European Union intensifies internet censorship
Justus Leicht and Johannes Stern
27 March 2019
Two months before the European elections, the European Parliament has voted to massively escalate internet censorship. Yesterday, the majority of MEPs voted in favour of a directive which, under the guise of copyright reforms, would enforce the use of so-called upload filters in social media, thus further restricting the internet.
According to Article 17 (formerly Article 13) of the Directive, internet platforms must now ensure that works protected by copyright are not uploaded without permission. This could only be enforced through upload filters, which automatically filter and censor content. The consequences are clear: internet giants such as YouTube and Facebook, which cooperate closely with the secret services and governments and already censor left-wing and progressive content on a massive scale, are being urged to delete articles, videos or other postings even before they are uploaded.

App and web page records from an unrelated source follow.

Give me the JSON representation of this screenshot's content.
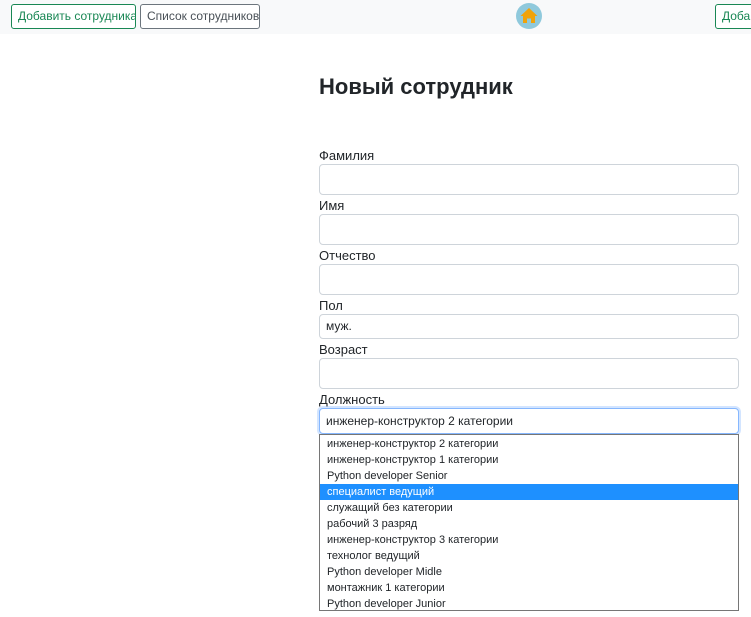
{
  "nav": {
    "add_employee_label": "Добавить сотрудника",
    "employee_list_label": "Список сотрудников",
    "add_right_label": "Добав",
    "home_icon": "home-icon"
  },
  "form": {
    "title": "Новый сотрудник",
    "fields": [
      {
        "label": "Фамилия",
        "value": ""
      },
      {
        "label": "Имя",
        "value": ""
      },
      {
        "label": "Отчество",
        "value": ""
      },
      {
        "label": "Пол",
        "value": "муж."
      },
      {
        "label": "Возраст",
        "value": ""
      }
    ],
    "position": {
      "label": "Должность",
      "selected": "инженер-конструктор 2 категории",
      "highlighted_index": 3,
      "options": [
        "инженер-конструктор 2 категории",
        "инженер-конструктор 1 категории",
        "Python developer Senior",
        "специалист ведущий",
        "служащий без категории",
        "рабочий 3 разряд",
        "инженер-конструктор 3 категории",
        "технолог ведущий",
        "Python developer Midle",
        "монтажник 1 категории",
        "Python developer Junior"
      ]
    }
  },
  "colors": {
    "success": "#198754",
    "secondary": "#6c757d",
    "highlight": "#1e90ff",
    "home_bg": "#8fc9dc",
    "home_icon": "#f0a30a"
  }
}
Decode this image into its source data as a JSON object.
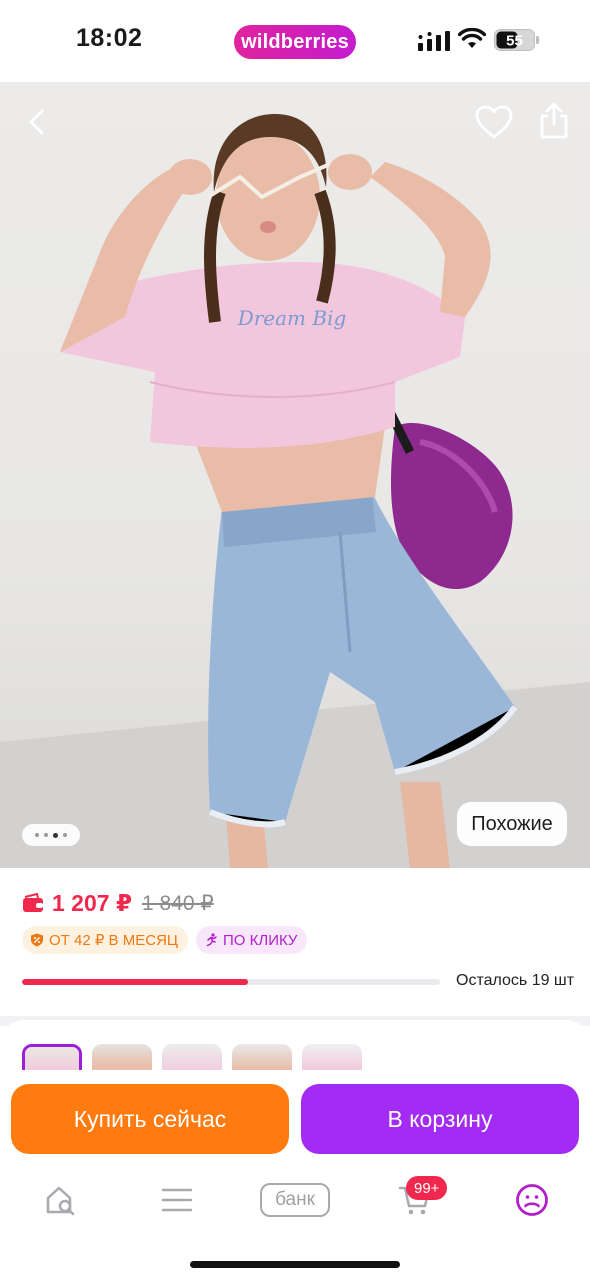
{
  "status_bar": {
    "time": "18:02",
    "brand": "wildberries",
    "battery": "55"
  },
  "gallery": {
    "similar_label": "Похожие",
    "dots_count": 4,
    "active_dot": 2,
    "shirt_print": "Dream Big"
  },
  "product": {
    "price_current": "1 207 ₽",
    "price_old": "1 840 ₽",
    "badge_installment": "ОТ 42 ₽ В МЕСЯЦ",
    "badge_click": "ПО КЛИКУ",
    "stock_label": "Осталось 19 шт",
    "stock_progress": 0.54
  },
  "actions": {
    "buy_now": "Купить сейчас",
    "add_to_cart": "В корзину"
  },
  "tabbar": {
    "bank_label": "банк",
    "cart_badge": "99+"
  },
  "colors": {
    "brand": "#cb11ab",
    "price": "#f0284d",
    "buy_button": "#ff7a0f",
    "cart_button": "#a32cf4",
    "installment_text": "#ec7a14",
    "click_text": "#b020c8"
  }
}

So far, platforms such as YouTube and Facebook have had to delete copyrighted works from their sites as soon as they receive a complaint. According to Article 17 of the new directive, operators must ensure that copyrighted works are not uploaded without permission. Alternatively, they must seek licences for the material uploaded by third parties and, in principle, develop mechanisms to prevent works from being made available in the first place where the rights holders have proven their claims.
In practice, given the amount, variety and speed with which new content is uploaded, this could only be achieved by automatically scanning and filtering all content in advance. Anyone who inserts images, excerpts from texts, videos or music to their own content, or modifies such content to create…